I’m trying to write. Trying to be inspired, to find that perfect prompt that will shoot me into my next story; but I am chasing shadows. There is no perfect prompt. It is an illusion made up by writing books and authors who have “made it”. ‘It just came to me’ they say nonchalantly. ‘I dreamed about that character’ they might add. ‘The story has been rattling around in my head for ages and my friends always said it would make a good book’ another might quip.
And then there’s me. Apparently the only writer who doesn’t dream her characters into being during the night; full, robust beings by the time the kettle whistles. No story rattles around my head. No well meaning friends are begging me to put a story to paper (the begging goes in a slightly different direction). This isn’t writer’s block. Writer’s block implies that there is writing that is being blocked. This is writer’s – see, I can’t even come up with an analogy to what I am going through – blank. The complete absence of anything to write about; characters, setting, description, dialogue would all be lovely but I first need a subject. The point of the story, the plot line needs to have its start somewhere. First line, last line, middle of the story – I’ll start anywhere if I could just think of something to start with. (And now I can’t even compose a sentence properly, ending with a preposition – shameful.)

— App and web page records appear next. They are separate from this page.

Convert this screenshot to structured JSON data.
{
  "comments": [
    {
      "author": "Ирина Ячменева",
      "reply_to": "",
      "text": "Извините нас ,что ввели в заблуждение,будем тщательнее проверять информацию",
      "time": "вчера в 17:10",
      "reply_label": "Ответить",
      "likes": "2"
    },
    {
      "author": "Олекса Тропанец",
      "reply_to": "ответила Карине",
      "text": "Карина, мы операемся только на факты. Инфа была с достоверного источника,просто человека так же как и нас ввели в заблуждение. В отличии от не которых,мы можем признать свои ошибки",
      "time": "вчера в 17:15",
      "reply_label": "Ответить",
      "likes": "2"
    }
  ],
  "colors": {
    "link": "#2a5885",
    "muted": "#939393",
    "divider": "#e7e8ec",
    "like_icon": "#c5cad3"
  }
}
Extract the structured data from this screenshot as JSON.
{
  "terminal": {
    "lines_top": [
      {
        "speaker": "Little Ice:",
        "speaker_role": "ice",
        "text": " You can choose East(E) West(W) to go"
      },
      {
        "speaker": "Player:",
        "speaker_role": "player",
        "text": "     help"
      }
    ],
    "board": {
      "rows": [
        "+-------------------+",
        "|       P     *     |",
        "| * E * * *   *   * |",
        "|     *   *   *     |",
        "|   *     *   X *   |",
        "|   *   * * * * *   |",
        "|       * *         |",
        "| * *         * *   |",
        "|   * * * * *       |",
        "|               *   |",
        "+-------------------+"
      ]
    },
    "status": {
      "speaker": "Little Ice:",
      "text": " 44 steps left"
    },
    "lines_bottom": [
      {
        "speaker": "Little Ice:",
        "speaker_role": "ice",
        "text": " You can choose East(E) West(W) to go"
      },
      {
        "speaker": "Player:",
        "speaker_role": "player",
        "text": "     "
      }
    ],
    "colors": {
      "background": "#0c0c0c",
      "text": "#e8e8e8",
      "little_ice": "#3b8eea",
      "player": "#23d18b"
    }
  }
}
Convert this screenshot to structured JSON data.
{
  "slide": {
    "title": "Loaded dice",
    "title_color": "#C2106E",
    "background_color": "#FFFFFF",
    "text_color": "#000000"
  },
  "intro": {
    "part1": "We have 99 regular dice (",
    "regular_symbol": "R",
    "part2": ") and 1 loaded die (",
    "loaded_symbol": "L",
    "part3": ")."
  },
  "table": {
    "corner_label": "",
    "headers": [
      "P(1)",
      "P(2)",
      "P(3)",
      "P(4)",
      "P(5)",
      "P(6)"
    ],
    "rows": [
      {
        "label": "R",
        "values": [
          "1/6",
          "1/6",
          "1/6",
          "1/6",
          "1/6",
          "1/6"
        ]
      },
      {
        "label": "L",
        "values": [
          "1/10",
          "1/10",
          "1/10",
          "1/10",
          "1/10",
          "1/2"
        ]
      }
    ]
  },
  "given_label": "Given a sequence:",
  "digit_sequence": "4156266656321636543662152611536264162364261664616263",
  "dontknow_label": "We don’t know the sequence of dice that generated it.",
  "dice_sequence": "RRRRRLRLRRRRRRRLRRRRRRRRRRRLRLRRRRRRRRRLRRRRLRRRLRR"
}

So here I am doing one of the very things I detest because I cannot think of anything else to write. I am writing about writing. I detest it because writing is such a personal experience. So what if big shot, New York Times Bestselling author uses a five inch by nine inch blue cloth bound journal that cost $9.95 and has blank pages with character traits listed on even pages and setting descriptions on every other odd page with plot outlines on the remaining odd pages. It’s just not me. Not that I don’t like the color blue (which I do) or that making lists of things is bad idea. But writing is personal. I do it my way. You do it yours. Just because my fiction professor says he only uses a single notebook (four inches by three inches, black with an elastic band) for everything, from grocery lists to chapters of his novel, doesn’t mean that I must consolidate my writing journal, a sketch book (makes me feel artsy) with the wire spiral at the top and a yellow cover; my (hmm, was about to call it deep thoughts journal but not so much) personal thoughts journal which includes my Bible notes, and the journal of ‘crazed in-the-moment thoughts and poems’ on my computer. They do not have to become one. Why? Because I don’t want them to. I like having multiple journals. Skipping from one to another enhances my writing (at least that’s what I tell myself). To be honest, there have been times when I have wished I didn’t have to lug three separate journals half way around the world just to record my thoughts. But I suppose if I were to do otherwise I would not be staying true to myself.
Even with all my journals I can’t think of anything to write, but here goes. There once was a girl. (How original.) Where does she go? Whom does she meet? I DON’T KNOW I HAVE WRITER’S BLOCK!